Data about app and page elements
◆ ◆ ◆ ◆ ◆ ◆ ◆
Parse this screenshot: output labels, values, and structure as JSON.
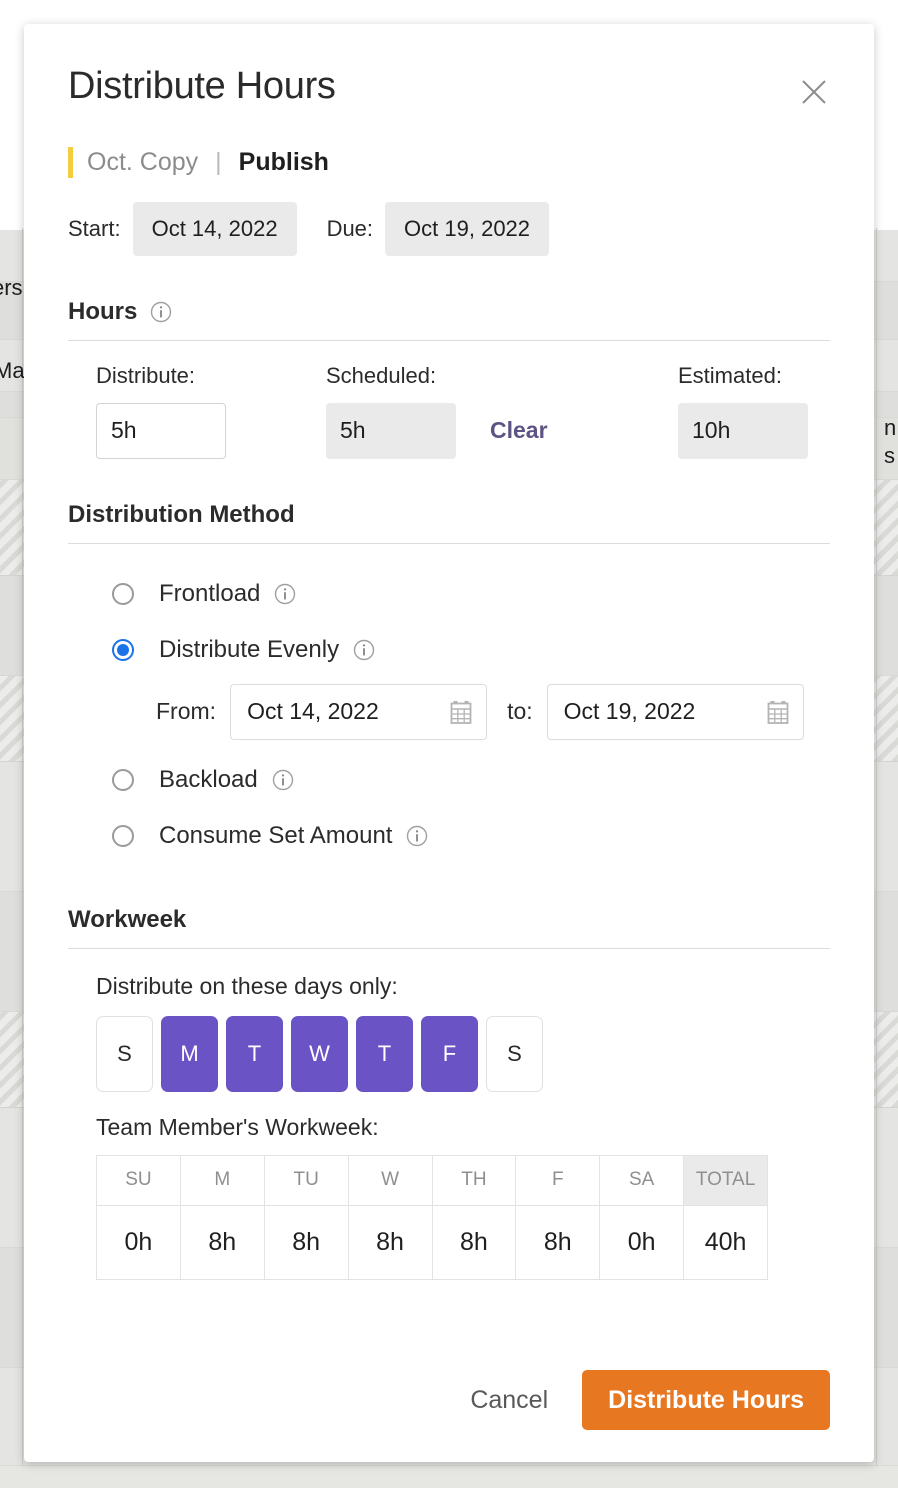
{
  "modal": {
    "title": "Distribute Hours",
    "close_icon": "close-icon",
    "breadcrumb": {
      "parent": "Oct. Copy",
      "separator": "|",
      "current": "Publish",
      "accent_color": "#f2ce3f"
    },
    "dates": {
      "start_label": "Start:",
      "start_value": "Oct 14, 2022",
      "due_label": "Due:",
      "due_value": "Oct 19, 2022"
    },
    "hours": {
      "section_title": "Hours",
      "info_icon": "info-icon",
      "distribute_label": "Distribute:",
      "distribute_value": "5h",
      "scheduled_label": "Scheduled:",
      "scheduled_value": "5h",
      "clear_label": "Clear",
      "clear_color": "#5d5384",
      "estimated_label": "Estimated:",
      "estimated_value": "10h"
    },
    "distribution_method": {
      "section_title": "Distribution Method",
      "selected": "distribute-evenly",
      "selected_color": "#1a73e8",
      "options": [
        {
          "id": "frontload",
          "label": "Frontload",
          "selected": false
        },
        {
          "id": "distribute-evenly",
          "label": "Distribute Evenly",
          "selected": true
        },
        {
          "id": "backload",
          "label": "Backload",
          "selected": false
        },
        {
          "id": "consume-set-amount",
          "label": "Consume Set Amount",
          "selected": false
        }
      ],
      "range": {
        "from_label": "From:",
        "from_value": "Oct 14, 2022",
        "to_label": "to:",
        "to_value": "Oct 19, 2022",
        "calendar_icon": "calendar-icon"
      }
    },
    "workweek": {
      "section_title": "Workweek",
      "days_prompt": "Distribute on these days only:",
      "active_color": "#6a53c4",
      "days": [
        {
          "letter": "S",
          "on": false
        },
        {
          "letter": "M",
          "on": true
        },
        {
          "letter": "T",
          "on": true
        },
        {
          "letter": "W",
          "on": true
        },
        {
          "letter": "T",
          "on": true
        },
        {
          "letter": "F",
          "on": true
        },
        {
          "letter": "S",
          "on": false
        }
      ],
      "table_prompt": "Team Member's Workweek:",
      "table": {
        "headers": [
          "SU",
          "M",
          "TU",
          "W",
          "TH",
          "F",
          "SA",
          "TOTAL"
        ],
        "values": [
          "0h",
          "8h",
          "8h",
          "8h",
          "8h",
          "8h",
          "0h",
          "40h"
        ]
      }
    },
    "footer": {
      "cancel_label": "Cancel",
      "submit_label": "Distribute Hours",
      "submit_color": "#e87722"
    }
  },
  "background": {
    "text_fragments": [
      "ers",
      "Ma",
      "n",
      "s"
    ]
  }
}
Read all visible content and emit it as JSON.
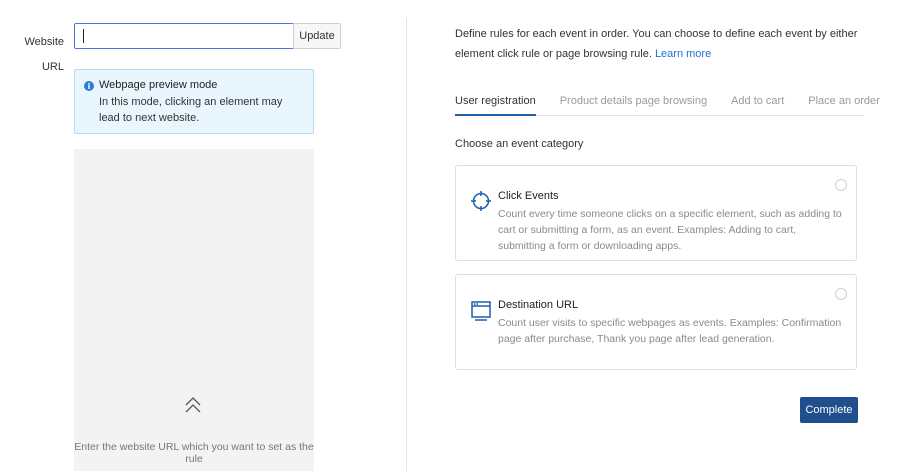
{
  "left": {
    "url_label": "Website URL",
    "url_value": "",
    "update_label": "Update",
    "notice": {
      "title": "Webpage preview mode",
      "body": "In this mode, clicking an element may lead to next website."
    },
    "preview_hint": "Enter the website URL which you want to set as the rule"
  },
  "right": {
    "description": "Define rules for each event in order. You can choose to define each event by either element click rule or page browsing rule.",
    "learn_more": "Learn more",
    "tabs": [
      {
        "label": "User registration",
        "active": true
      },
      {
        "label": "Product details page browsing",
        "active": false
      },
      {
        "label": "Add to cart",
        "active": false
      },
      {
        "label": "Place an order",
        "active": false
      }
    ],
    "category_label": "Choose an event category",
    "cards": [
      {
        "title": "Click Events",
        "description": "Count every time someone clicks on a specific element, such as adding to cart or submitting a form, as an event. Examples: Adding to cart, submitting a form or downloading apps.",
        "icon": "crosshair-icon",
        "selected": false
      },
      {
        "title": "Destination URL",
        "description": "Count user visits to specific webpages as events. Examples: Confirmation page after purchase, Thank you page after lead generation.",
        "icon": "browser-window-icon",
        "selected": false
      }
    ],
    "complete_label": "Complete"
  },
  "colors": {
    "primary": "#1f4f8c",
    "link": "#1f6fd1",
    "notice_bg": "#eaf6fd",
    "icon_blue": "#1f5fae"
  }
}
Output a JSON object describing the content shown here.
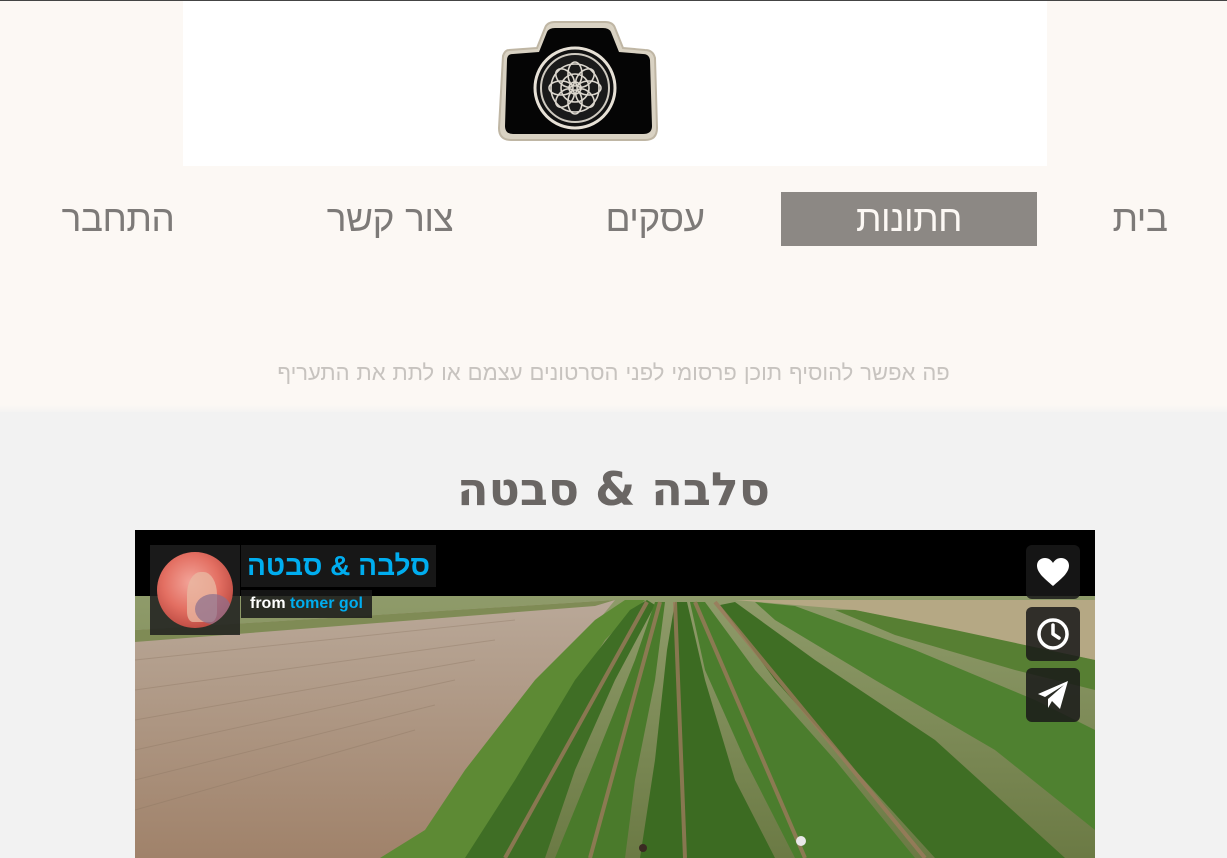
{
  "nav": {
    "items": [
      {
        "label": "בית",
        "active": false
      },
      {
        "label": "חתונות",
        "active": true
      },
      {
        "label": "עסקים",
        "active": false
      },
      {
        "label": "צור קשר",
        "active": false
      },
      {
        "label": "התחבר",
        "active": false
      }
    ]
  },
  "promo_text": "פה אפשר להוסיף תוכן פרסומי לפני הסרטונים עצמם או לתת את התעריף",
  "video": {
    "page_title": "סלבה & סבטה",
    "player_title": "סלבה & סבטה",
    "byline_prefix": "from",
    "author": "tomer gol",
    "actions": [
      "heart-icon",
      "clock-icon",
      "send-icon"
    ]
  },
  "colors": {
    "page_bg": "#fcf8f4",
    "nav_active_bg": "#8c8884",
    "accent": "#00adef",
    "section_bg": "#f2f2f2"
  }
}
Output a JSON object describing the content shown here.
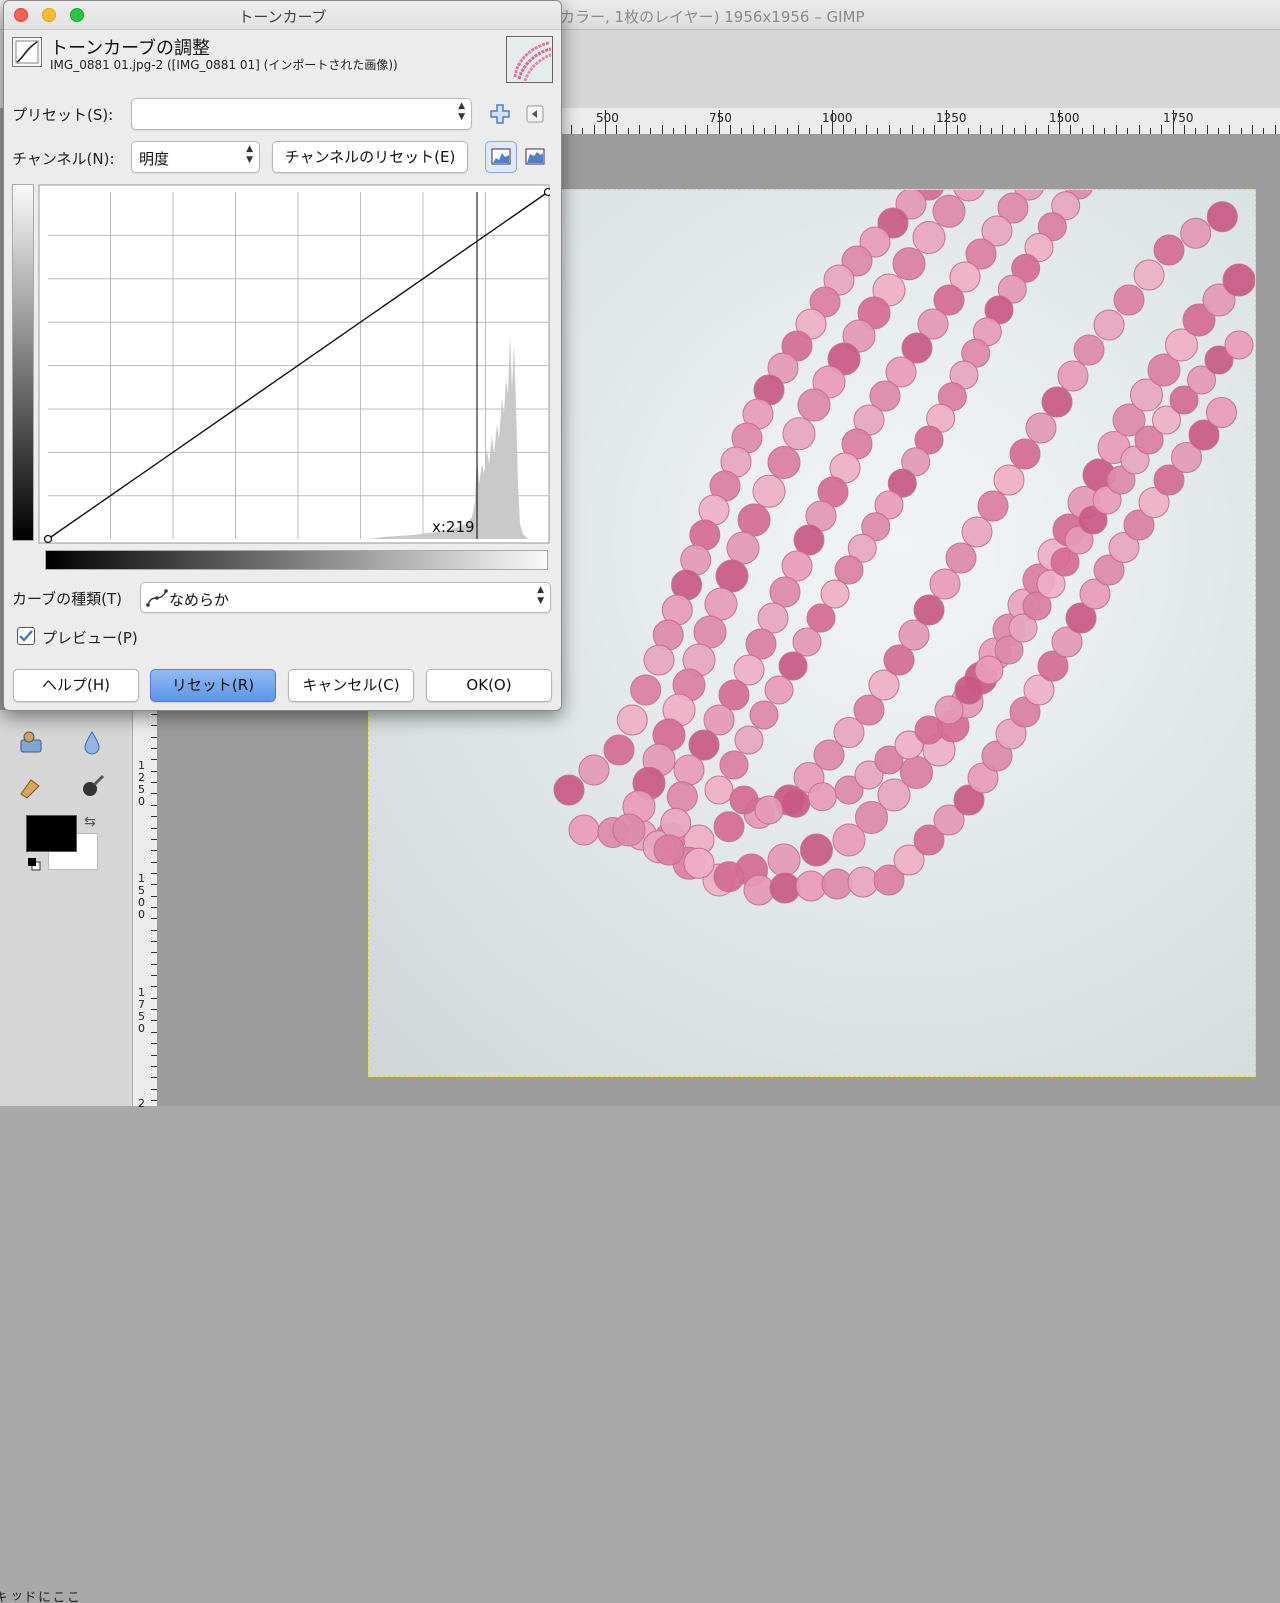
{
  "main_window": {
    "title": "カラー, 1枚のレイヤー) 1956x1956 – GIMP",
    "ruler_labels": [
      "500",
      "750",
      "1000",
      "1250",
      "1500",
      "1750"
    ],
    "vruler_labels": [
      "1250",
      "1500",
      "1750",
      "2"
    ]
  },
  "toolbox": {
    "dock_hint": "ここにドッキング可能なダイアログを"
  },
  "dialog": {
    "window_title": "トーンカーブ",
    "header_title": "トーンカーブの調整",
    "header_subtitle": "IMG_0881 01.jpg-2 ([IMG_0881 01] (インポートされた画像))",
    "preset_label": "プリセット(S):",
    "preset_value": "",
    "channel_label": "チャンネル(N):",
    "channel_value": "明度",
    "reset_channel_button": "チャンネルのリセット(E)",
    "cursor_readout": "x:219",
    "curve_type_label": "カーブの種類(T)",
    "curve_type_value": "なめらか",
    "preview_label": "プレビュー(P)",
    "preview_checked": true,
    "buttons": {
      "help": "ヘルプ(H)",
      "reset": "リセット(R)",
      "cancel": "キャンセル(C)",
      "ok": "OK(O)"
    }
  },
  "colors": {
    "primary_button": "#5d95e6",
    "selection_outline": "#e9e200",
    "bead_pink": "#e07aa0"
  }
}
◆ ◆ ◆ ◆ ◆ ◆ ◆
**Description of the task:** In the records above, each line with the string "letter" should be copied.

**The answer:**
          "letter": "S",
          "letter": "M",
          "letter": "T",
          "letter": "W",
          "letter": "T",
          "letter": "F",
          "letter": "S",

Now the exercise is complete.